Turning Green: Empire State Building harnesses Wind Energy
One of the world's largest and most iconic office buildings is being slowly transformed with the aim of reducing energy consumption by 38%, and it is now one of the largest purchasers of renewable energy.
The Empire State Building is now using renewable wind energy
The Empire State Building - Manhattan's iconic 1,250 ft, 102-storey landmark - is undergoing a complete transformation to make it a more sustainable and energy efficient part of the New York skyline.
Once complete, the retrofit will result in a Gold level LEED certification and the building should reduce its energy consumption by a massive 38%. Energy bills are expected to drop by $4.4 million a year, and over the next 15 years, up to 105,000 metric tons of greenhouse gas emissions will be saved.
The Empire State Building - which is a popular location for businesses seeking executive suites in Manhattan - has now become one of the largest purchasers of renewable energy since it agreed to purchase over 100 million kWh of wind energy over the next two years.
This is said to be more than double the amount of renewable energy purchased by any other commercial customer in New York City, and is expected to offset an estimated 45 million kilograms of carbon dioxide emissions each year.

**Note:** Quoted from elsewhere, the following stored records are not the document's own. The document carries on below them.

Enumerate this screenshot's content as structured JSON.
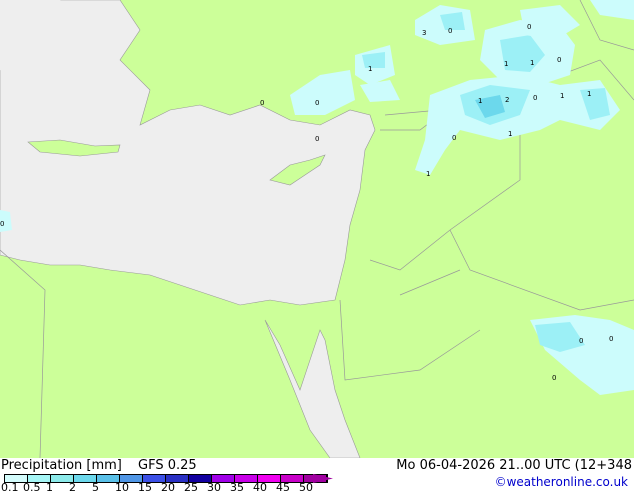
{
  "title": "Precipitation [mm]",
  "model": "GFS 0.25",
  "datetime": "Mo 06-04-2026 21..00 UTC (12+348",
  "credit": "©weatheronline.co.uk",
  "legend": {
    "ticks": [
      "0.1",
      "0.5",
      "1",
      "2",
      "5",
      "10",
      "15",
      "20",
      "25",
      "30",
      "35",
      "40",
      "45",
      "50"
    ],
    "colors": [
      "#d4fcfc",
      "#a6f6f6",
      "#8ceaea",
      "#6cd8ec",
      "#5ac0e8",
      "#5096e6",
      "#3c50e6",
      "#2a30c4",
      "#1200a0",
      "#a000e8",
      "#c800e8",
      "#f000f0",
      "#c800c8",
      "#a000a0"
    ]
  },
  "colors": {
    "land": "#ccff99",
    "sea": "#eeeeee",
    "border": "#999999",
    "precip_light": "#ccfcfc",
    "precip_mid": "#9cf0f6",
    "precip_heavy": "#6cd8ec"
  },
  "map_labels": [
    "3",
    "0",
    "1",
    "0",
    "0",
    "1",
    "0",
    "1",
    "2",
    "0",
    "1",
    "1",
    "0",
    "0",
    "1",
    "1",
    "0",
    "0",
    "1",
    "0",
    "0",
    "0"
  ]
}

This would have the same effect as turning off all the lights in every NY state house, for a week.
The Empire State Building, Manhattan
Anthony E. Malkin, president of Malkin Holdings - supervisor of The Empire State Building - commented that the transformation of the iconic office building, including clean energy and reduced consumption would give them "a competitive advantage in attracting the best credit tenants at the best rents".
He added: "Our program of innovation at the Empire State Building shows simple, replicable, non-proprietary steps for other landlords to follow to be more energy efficient, cleaner and greener."
As part of efforts to boost the Empire State Building's green credentials, the icon has also undergone a refurbishment program that upgraded all of its 6,500 windows to increase their insulation qualities, at a cost of over $13m.
During early analysis of the building's energy performance, it was discovered that the windows lost a massive amount of energy, and this was one of the key phases of improving its overall sustainability.
The windows were purposefully renovated on-site using existing glass, resulting in highly efficient triple-glazed panels, which also meant less energy spent on shipping and reduced production waste.
New York City Mayor Mike Bloomberg says that the 'greening' of the Empire State Building is "showing the rest of the city that existing buildings, no matter how tall they are, no matter how old they are, can take steps to significantly reduce their energy consumption."
Keep up with the renovation of the Empire State Building online at www.esbsustainability.com.
If you are interested in executive suites to rent in the Empire State Building or elsewhere in Manhattan, visit us.officebroker.com to browse a wide range of offices to lease, or call our experts on 1-877-663-6652 for free help and advice.